The FDA has approved ferric citrate (Keryx Biopharmaceuticals), formerly known as Zerenex, for the control of serum phosphorus levels in patients with chronic kidney disease (CKD) on dialysis.
The approval was based on data from phase III trials, in which ferric citrate effectively reduced serum phosphorus levels to within the Kidney Disease Outcomes Quality Initiative (KDOQI) guidelines range of 3.5 mg/dL to 5.5 mg/dL.
In addition to the effects on serum phosphorus levels, the pharmacodynamic properties of ferric citrate resulted in increased ferritin and transferrin saturation (TSAT), whereas these parameters remained relatively constant in patients treated with an active control (sevelamer carbonate [Renvela, Sanofi] and/or calcium acetate [PhosLo, Fresenius Medical Care]). The most common adverse events associated with ferric citrate were gastrointestinal-related and included diarrhea, nausea, vomiting, and constipation.
Recently, Keryx Biopharmaceuticals was informed by the FDA that approval of the brand name Zerenex had been rescinded. The company believes that it will have an approved brand name on or prior to launch, although a brand name is not a prerequisite for the launch of an FDA-approved drug.
In the U.S., more than 400,000 patients with end-stage renal disease (ESRD) require dialysis, and that number is projected to increase in the future. Managing ESRD is complex as many metabolic factors, such as iron and phosphorus, are out of balance. Phosphate retention and the resulting hyperphosphatemia in dialysis patients are typically associated with an increased risk of heart disease, bone disease, and death.
Most ESRD patients require chronic treatment with phosphate-binding agents to lower and maintain serum phosphorus at acceptable levels. In addition, iron can be severely depleted in dialyzed patients, who are often treated with intravenous (IV) iron and/or anemia medications, such as erythropoiesis-stimulating agents, to help boost the production of red blood cells.

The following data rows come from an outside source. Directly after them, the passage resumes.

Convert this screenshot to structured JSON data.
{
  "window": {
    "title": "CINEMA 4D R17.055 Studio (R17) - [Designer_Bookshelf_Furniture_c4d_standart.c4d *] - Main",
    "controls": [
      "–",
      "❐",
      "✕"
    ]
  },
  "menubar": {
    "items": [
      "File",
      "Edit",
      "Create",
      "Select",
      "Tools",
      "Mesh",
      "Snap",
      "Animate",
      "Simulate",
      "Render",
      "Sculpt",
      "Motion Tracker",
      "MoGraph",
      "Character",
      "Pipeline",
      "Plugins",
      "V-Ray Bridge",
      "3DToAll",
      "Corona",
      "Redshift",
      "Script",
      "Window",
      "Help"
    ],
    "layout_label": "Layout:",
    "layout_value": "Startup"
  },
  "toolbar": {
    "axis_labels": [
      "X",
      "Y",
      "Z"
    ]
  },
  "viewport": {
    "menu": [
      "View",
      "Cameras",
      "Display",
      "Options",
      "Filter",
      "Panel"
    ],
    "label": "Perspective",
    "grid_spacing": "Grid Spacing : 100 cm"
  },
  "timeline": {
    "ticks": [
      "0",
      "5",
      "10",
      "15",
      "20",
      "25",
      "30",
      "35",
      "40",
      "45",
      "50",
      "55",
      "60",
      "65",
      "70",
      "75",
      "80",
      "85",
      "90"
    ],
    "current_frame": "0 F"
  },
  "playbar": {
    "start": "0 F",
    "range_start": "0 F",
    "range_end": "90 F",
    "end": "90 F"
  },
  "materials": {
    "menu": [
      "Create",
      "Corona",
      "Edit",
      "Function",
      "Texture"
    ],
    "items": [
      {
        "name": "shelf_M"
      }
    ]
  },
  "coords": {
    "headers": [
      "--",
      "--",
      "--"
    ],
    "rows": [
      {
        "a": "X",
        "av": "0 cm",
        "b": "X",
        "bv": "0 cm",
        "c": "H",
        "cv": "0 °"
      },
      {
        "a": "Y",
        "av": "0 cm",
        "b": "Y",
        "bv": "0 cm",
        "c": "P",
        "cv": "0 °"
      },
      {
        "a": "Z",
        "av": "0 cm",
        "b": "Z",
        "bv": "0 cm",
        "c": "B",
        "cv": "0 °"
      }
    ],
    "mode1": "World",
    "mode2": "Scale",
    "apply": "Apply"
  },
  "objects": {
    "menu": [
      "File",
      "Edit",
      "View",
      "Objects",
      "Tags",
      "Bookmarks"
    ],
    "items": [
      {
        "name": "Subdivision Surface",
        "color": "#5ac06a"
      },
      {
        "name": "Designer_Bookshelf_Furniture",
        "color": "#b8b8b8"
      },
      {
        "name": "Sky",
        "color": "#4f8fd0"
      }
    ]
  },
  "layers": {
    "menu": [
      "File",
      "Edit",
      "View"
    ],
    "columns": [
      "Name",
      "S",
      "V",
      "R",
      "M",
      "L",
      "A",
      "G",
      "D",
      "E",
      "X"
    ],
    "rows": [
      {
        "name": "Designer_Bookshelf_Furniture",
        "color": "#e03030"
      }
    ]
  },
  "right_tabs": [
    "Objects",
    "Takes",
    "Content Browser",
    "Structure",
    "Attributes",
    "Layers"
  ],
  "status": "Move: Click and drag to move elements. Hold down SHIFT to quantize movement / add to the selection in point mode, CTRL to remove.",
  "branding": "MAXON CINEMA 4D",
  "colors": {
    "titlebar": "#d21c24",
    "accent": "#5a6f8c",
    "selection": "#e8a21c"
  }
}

Ferric citrate was approved by the FDA on September 5 and is indicated for the control of serum phosphorus levels in patients with CKD on dialysis. Keryx plans to make ferric citrate available to U.S. dialysis patients within approximately 3 months.
Ferric citrate is also being developed in the U.S. as a treatment for iron deficiency anemia in patients with stage-3 to stage-5 non–dialysis–dependent CKD. A pivotal phase III study in this indication is expected to begin in the coming weeks.
The labeling for ferric citrate includes a warning regarding the potential for iron overload. Physicians should monitor ferritin and TSAT, and should assess the need to reduce the dose of or discontinue IV iron therapy.